Work instructions
Go through the entries below and retype them exactly, omitting each picture.

Dataset records
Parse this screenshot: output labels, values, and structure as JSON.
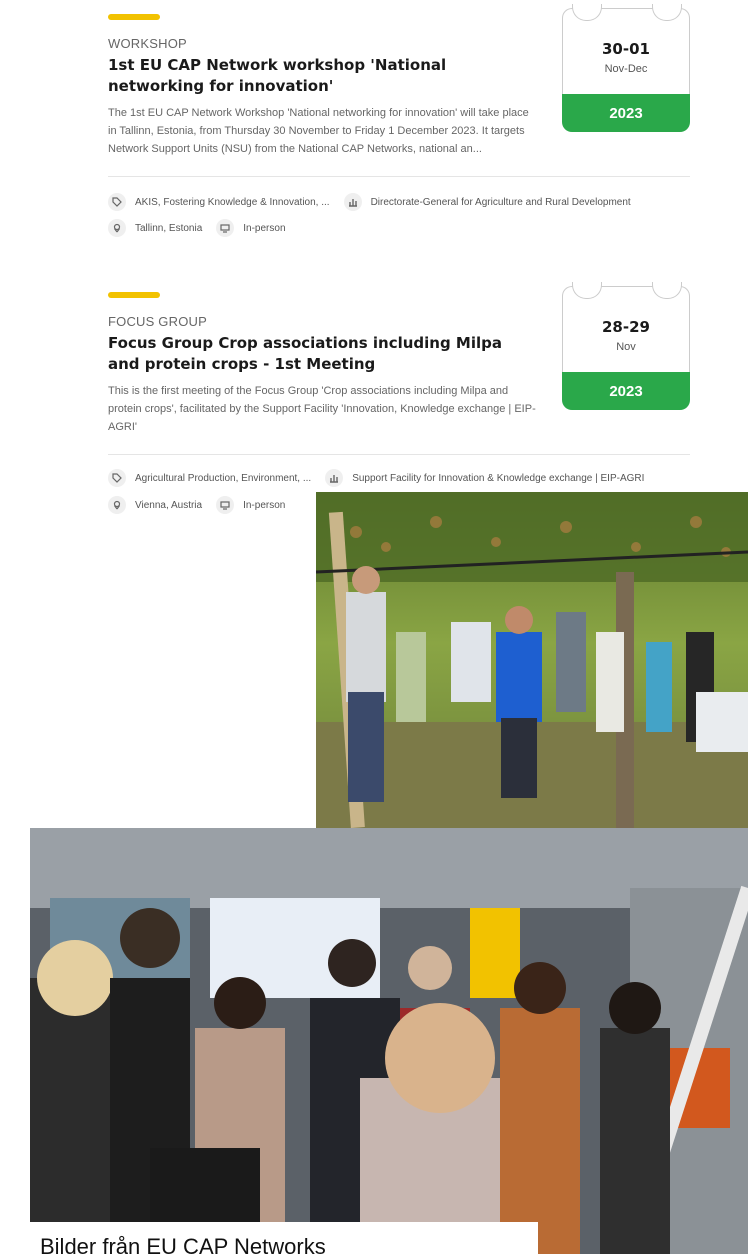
{
  "events": [
    {
      "category": "WORKSHOP",
      "title": "1st EU CAP Network workshop 'National networking for innovation'",
      "description": "The 1st EU CAP Network Workshop 'National networking for innovation' will take place in Tallinn, Estonia, from Thursday 30 November to Friday 1 December 2023. It targets Network Support Units (NSU) from the National CAP Networks, national an...",
      "date": {
        "days": "30-01",
        "months": "Nov-Dec",
        "year": "2023"
      },
      "tags": "AKIS, Fostering Knowledge & Innovation, ...",
      "organiser": "Directorate-General for Agriculture and Rural Development",
      "location": "Tallinn, Estonia",
      "format": "In-person"
    },
    {
      "category": "FOCUS GROUP",
      "title": "Focus Group Crop associations including Milpa and protein crops - 1st Meeting",
      "description": "This is the first meeting of the Focus Group 'Crop associations including Milpa and protein crops', facilitated by the Support Facility 'Innovation, Knowledge exchange | EIP-AGRI'",
      "date": {
        "days": "28-29",
        "months": "Nov",
        "year": "2023"
      },
      "tags": "Agricultural Production, Environment, ...",
      "organiser": "Support Facility for Innovation & Knowledge exchange | EIP-AGRI",
      "location": "Vienna, Austria",
      "format": "In-person"
    }
  ],
  "caption": "Bilder från EU CAP Networks",
  "colors": {
    "accent": "#f2c200",
    "year_green": "#2aa84a"
  },
  "icons": [
    "tag-icon",
    "organiser-icon",
    "location-pin-icon",
    "screen-icon"
  ]
}
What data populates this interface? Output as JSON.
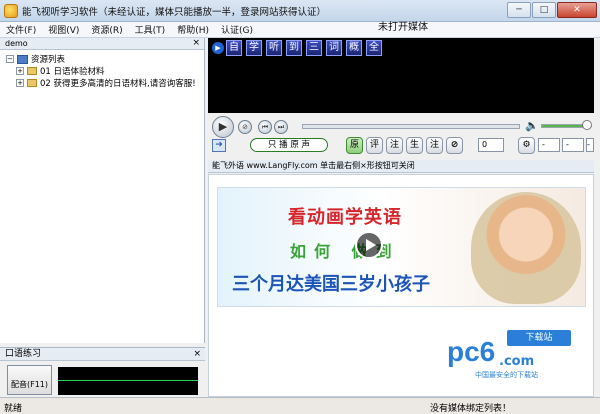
{
  "window": {
    "title": "能飞视听学习软件（未经认证，媒体只能播放一半，登录网站获得认证）",
    "minimize": "─",
    "maximize": "□",
    "close": "✕"
  },
  "menu": [
    "文件(F)",
    "视图(V)",
    "资源(R)",
    "工具(T)",
    "帮助(H)",
    "认证(G)"
  ],
  "left_panel": {
    "header": "demo",
    "close": "×",
    "root": "资源列表",
    "items": [
      "01 日语体验材料",
      "02 获得更多高清的日语材料,请咨询客服!"
    ]
  },
  "media": {
    "title": "未打开媒体",
    "subtitle_chars": [
      "自",
      "学",
      "听",
      "到",
      "三",
      "词",
      "概",
      "全"
    ]
  },
  "controls": {
    "source_select": "只 播 原 声",
    "mode_buttons": [
      "原",
      "评",
      "注",
      "生",
      "注"
    ],
    "speed_select": "0",
    "dash1": "-",
    "dash2": "-",
    "dash3": "-"
  },
  "web": {
    "header": "能飞外语 www.LangFly.com 单击最右侧×形按钮可关闭",
    "banner_line1": "看动画学英语",
    "banner_line2": "如何 做到",
    "banner_line3": "三个月达美国三岁小孩子",
    "logo_text": "pc6",
    "logo_com": ".com",
    "logo_badge": "下载站",
    "logo_slogan": "中国最安全的下载站"
  },
  "practice": {
    "header": "口语练习",
    "close": "×",
    "dub_button": "配音(F11)"
  },
  "status": {
    "left": "就绪",
    "right": "没有媒体绑定列表！"
  }
}
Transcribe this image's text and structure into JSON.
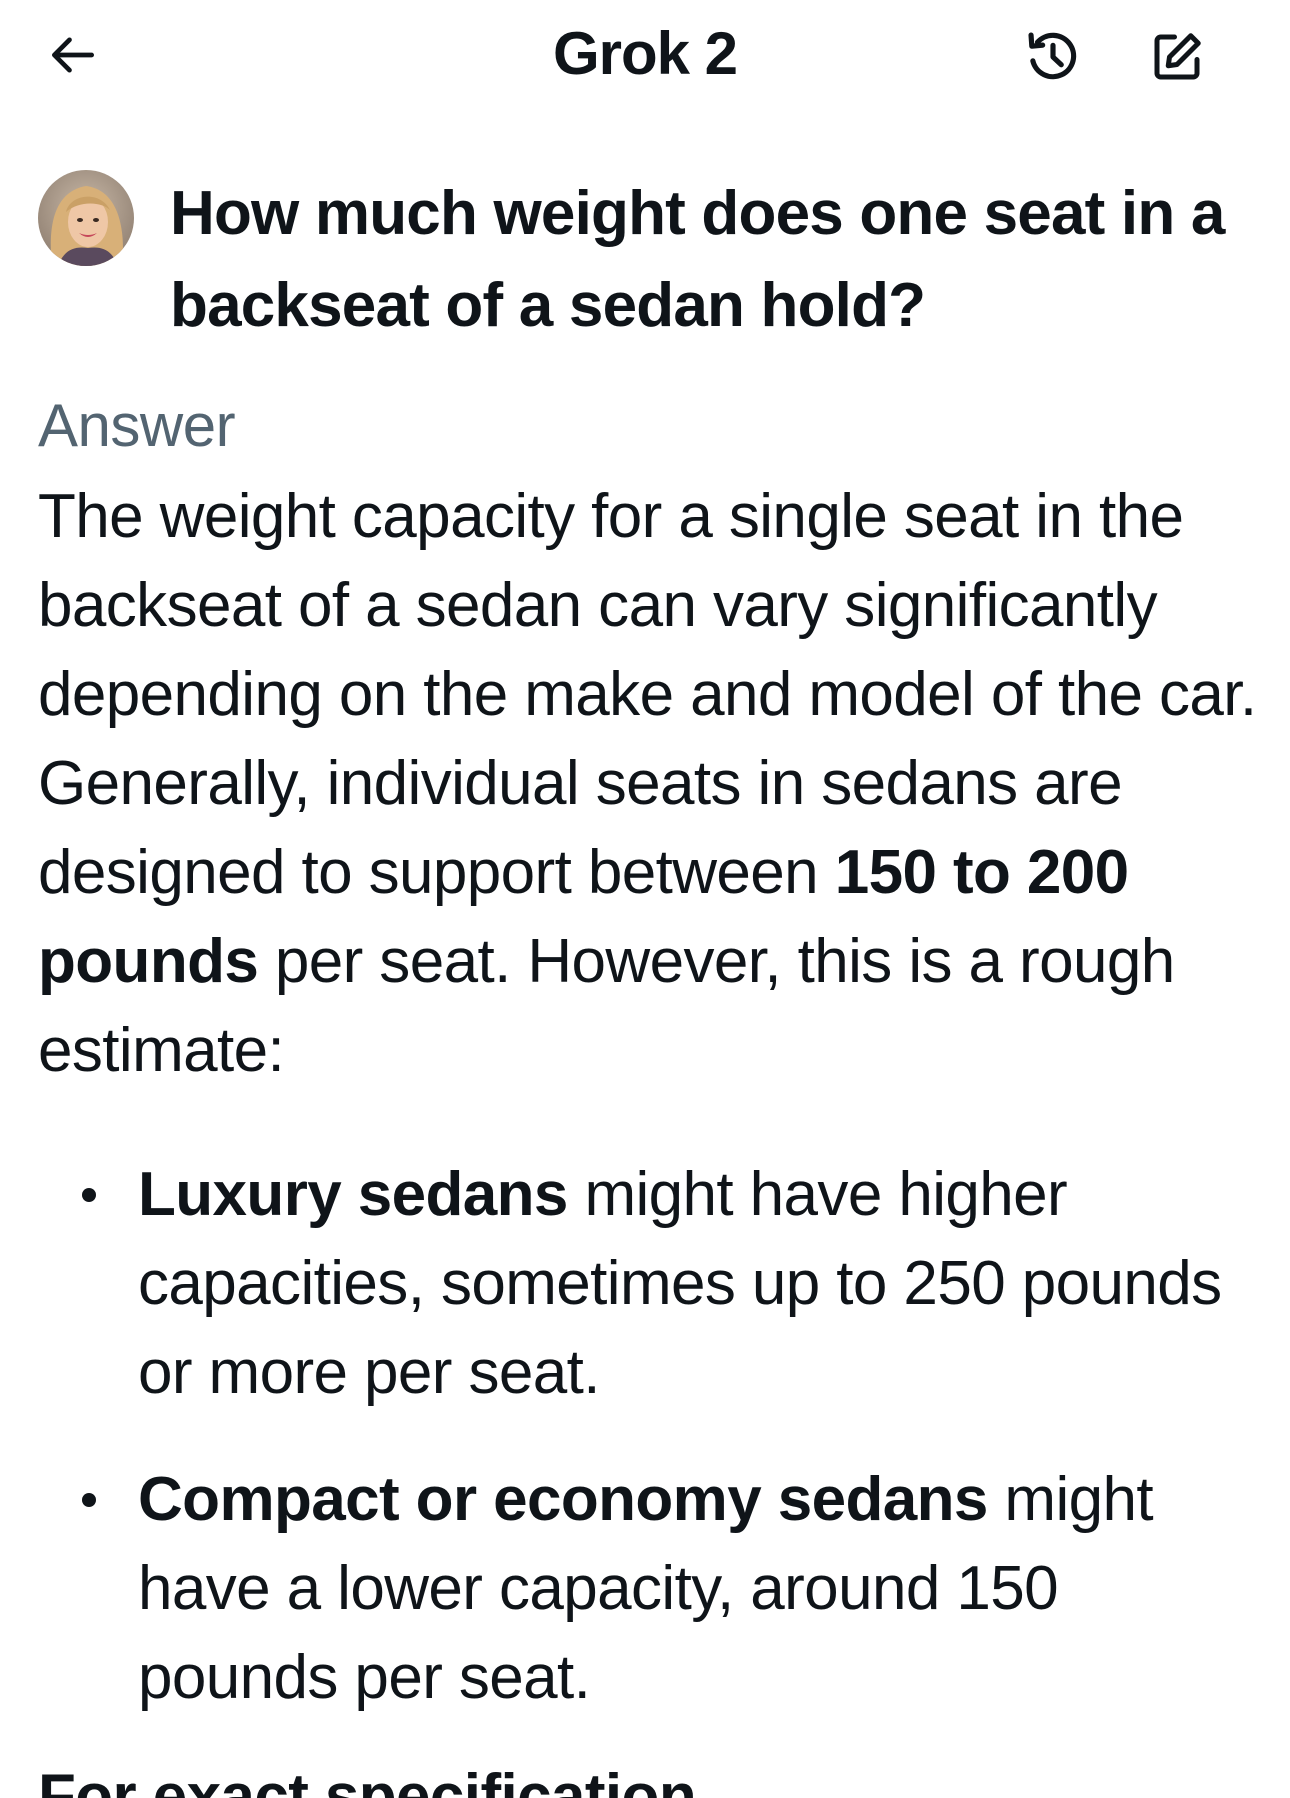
{
  "header": {
    "title": "Grok 2",
    "back_icon": "arrow-left-icon",
    "history_icon": "history-icon",
    "compose_icon": "compose-icon"
  },
  "question": {
    "text": "How much weight does one seat in a backseat of a sedan hold?"
  },
  "answer": {
    "label": "Answer",
    "intro_1": "The weight capacity for a single seat in the backseat of a sedan can vary significantly depending on the make and model of the car. Generally, individual seats in sedans are designed to support between ",
    "intro_bold": "150 to 200 pounds",
    "intro_2": " per seat. However, this is a rough estimate:",
    "bullets": [
      {
        "bold": "Luxury sedans",
        "text": " might have higher capacities, sometimes up to 250 pounds or more per seat."
      },
      {
        "bold": "Compact or economy sedans",
        "text": " might have a lower capacity, around 150 pounds per seat."
      }
    ],
    "next_heading_partial": "For exact specification"
  },
  "colors": {
    "text": "#0f1419",
    "secondary": "#536471",
    "background": "#ffffff"
  }
}
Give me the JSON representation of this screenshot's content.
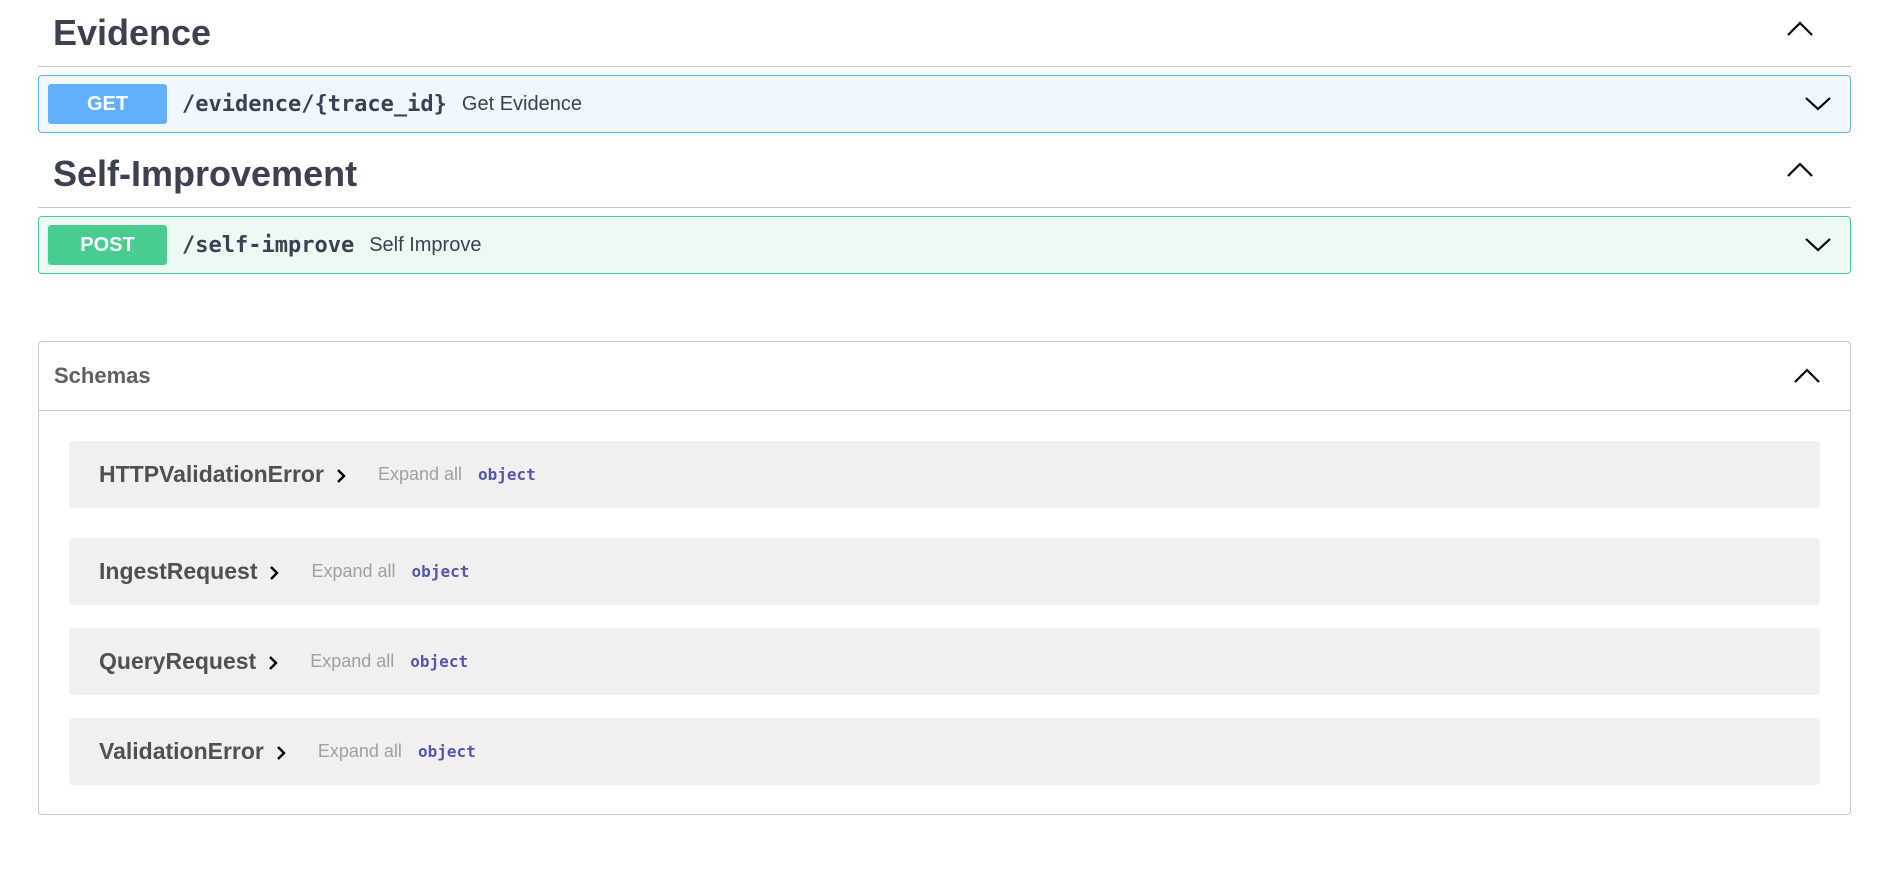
{
  "sections": {
    "evidence": {
      "title": "Evidence",
      "operation": {
        "method": "GET",
        "path": "/evidence/{trace_id}",
        "summary": "Get Evidence"
      }
    },
    "self_improvement": {
      "title": "Self-Improvement",
      "operation": {
        "method": "POST",
        "path": "/self-improve",
        "summary": "Self Improve"
      }
    }
  },
  "schemas": {
    "title": "Schemas",
    "expand_label": "Expand all",
    "models": [
      {
        "name": "HTTPValidationError",
        "type": "object"
      },
      {
        "name": "IngestRequest",
        "type": "object"
      },
      {
        "name": "QueryRequest",
        "type": "object"
      },
      {
        "name": "ValidationError",
        "type": "object"
      }
    ]
  },
  "colors": {
    "get": "#61affe",
    "post": "#49cc90",
    "text": "#3b4151",
    "model_bg": "#f0f0f0"
  },
  "icons": {
    "tag_toggle": "chevron-up-icon",
    "op_toggle": "chevron-down-icon",
    "model_expand": "chevron-right-icon"
  }
}
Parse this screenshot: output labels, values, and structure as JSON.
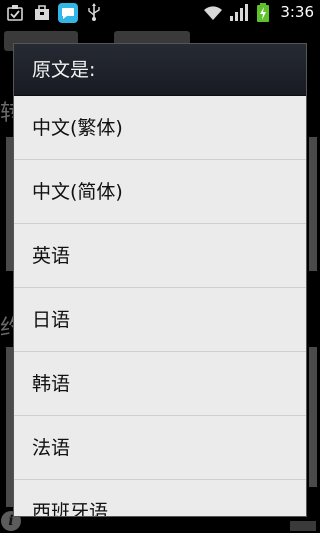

Completed exercise
Parse this screenshot: output labels, values, and structure as JSON.
{
  "events": [
    {
      "category": "WORKSHOP",
      "title": "1st EU CAP Network workshop 'National networking for innovation'",
      "description": "The 1st EU CAP Network Workshop 'National networking for innovation' will take place in Tallinn, Estonia, from Thursday 30 November to Friday 1 December 2023. It targets Network Support Units (NSU) from the National CAP Networks, national an...",
      "date": {
        "days": "30-01",
        "months": "Nov-Dec",
        "year": "2023"
      },
      "tags": "AKIS, Fostering Knowledge & Innovation, ...",
      "organiser": "Directorate-General for Agriculture and Rural Development",
      "location": "Tallinn, Estonia",
      "format": "In-person"
    },
    {
      "category": "FOCUS GROUP",
      "title": "Focus Group Crop associations including Milpa and protein crops - 1st Meeting",
      "description": "This is the first meeting of the Focus Group 'Crop associations including Milpa and protein crops', facilitated by the Support Facility 'Innovation, Knowledge exchange | EIP-AGRI'",
      "date": {
        "days": "28-29",
        "months": "Nov",
        "year": "2023"
      },
      "tags": "Agricultural Production, Environment, ...",
      "organiser": "Support Facility for Innovation & Knowledge exchange | EIP-AGRI",
      "location": "Vienna, Austria",
      "format": "In-person"
    }
  ],
  "caption": "Bilder från EU CAP Networks",
  "colors": {
    "accent": "#f2c200",
    "year_green": "#2aa84a"
  },
  "icons": [
    "tag-icon",
    "organiser-icon",
    "location-pin-icon",
    "screen-icon"
  ]
}
What data populates this interface? Output as JSON.
{
  "window": {
    "title": "能飞视听学习软件（未经认证，媒体只能播放一半，登录网站获得认证）",
    "minimize": "─",
    "maximize": "□",
    "close": "✕"
  },
  "menu": [
    "文件(F)",
    "视图(V)",
    "资源(R)",
    "工具(T)",
    "帮助(H)",
    "认证(G)"
  ],
  "left_panel": {
    "header": "demo",
    "close": "×",
    "root": "资源列表",
    "items": [
      "01 日语体验材料",
      "02 获得更多高清的日语材料,请咨询客服!"
    ]
  },
  "media": {
    "title": "未打开媒体",
    "subtitle_chars": [
      "自",
      "学",
      "听",
      "到",
      "三",
      "词",
      "概",
      "全"
    ]
  },
  "controls": {
    "source_select": "只 播 原 声",
    "mode_buttons": [
      "原",
      "评",
      "注",
      "生",
      "注"
    ],
    "speed_select": "0",
    "dash1": "-",
    "dash2": "-",
    "dash3": "-"
  },
  "web": {
    "header": "能飞外语 www.LangFly.com 单击最右侧×形按钮可关闭",
    "banner_line1": "看动画学英语",
    "banner_line2": "如何 做到",
    "banner_line3": "三个月达美国三岁小孩子",
    "logo_text": "pc6",
    "logo_com": ".com",
    "logo_badge": "下载站",
    "logo_slogan": "中国最安全的下载站"
  },
  "practice": {
    "header": "口语练习",
    "close": "×",
    "dub_button": "配音(F11)"
  },
  "status": {
    "left": "就绪",
    "right": "没有媒体绑定列表！"
  }
}
Transcribe this image's text and structure into JSON.
{
  "header": {
    "title": "Grok 2",
    "back_icon": "arrow-left-icon",
    "history_icon": "history-icon",
    "compose_icon": "compose-icon"
  },
  "question": {
    "text": "How much weight does one seat in a backseat of a sedan hold?"
  },
  "answer": {
    "label": "Answer",
    "intro_1": "The weight capacity for a single seat in the backseat of a sedan can vary significantly depending on the make and model of the car. Generally, individual seats in sedans are designed to support between ",
    "intro_bold": "150 to 200 pounds",
    "intro_2": " per seat. However, this is a rough estimate:",
    "bullets": [
      {
        "bold": "Luxury sedans",
        "text": " might have higher capacities, sometimes up to 250 pounds or more per seat."
      },
      {
        "bold": "Compact or economy sedans",
        "text": " might have a lower capacity, around 150 pounds per seat."
      }
    ],
    "next_heading_partial": "For exact specification"
  },
  "colors": {
    "text": "#0f1419",
    "secondary": "#536471",
    "background": "#ffffff"
  }
}
Give me the JSON representation of this screenshot's content.
{
  "sections": {
    "evidence": {
      "title": "Evidence",
      "operation": {
        "method": "GET",
        "path": "/evidence/{trace_id}",
        "summary": "Get Evidence"
      }
    },
    "self_improvement": {
      "title": "Self-Improvement",
      "operation": {
        "method": "POST",
        "path": "/self-improve",
        "summary": "Self Improve"
      }
    }
  },
  "schemas": {
    "title": "Schemas",
    "expand_label": "Expand all",
    "models": [
      {
        "name": "HTTPValidationError",
        "type": "object"
      },
      {
        "name": "IngestRequest",
        "type": "object"
      },
      {
        "name": "QueryRequest",
        "type": "object"
      },
      {
        "name": "ValidationError",
        "type": "object"
      }
    ]
  },
  "colors": {
    "get": "#61affe",
    "post": "#49cc90",
    "text": "#3b4151",
    "model_bg": "#f0f0f0"
  },
  "icons": {
    "tag_toggle": "chevron-up-icon",
    "op_toggle": "chevron-down-icon",
    "model_expand": "chevron-right-icon"
  }
}
Parse this screenshot: output labels, values, and structure as JSON.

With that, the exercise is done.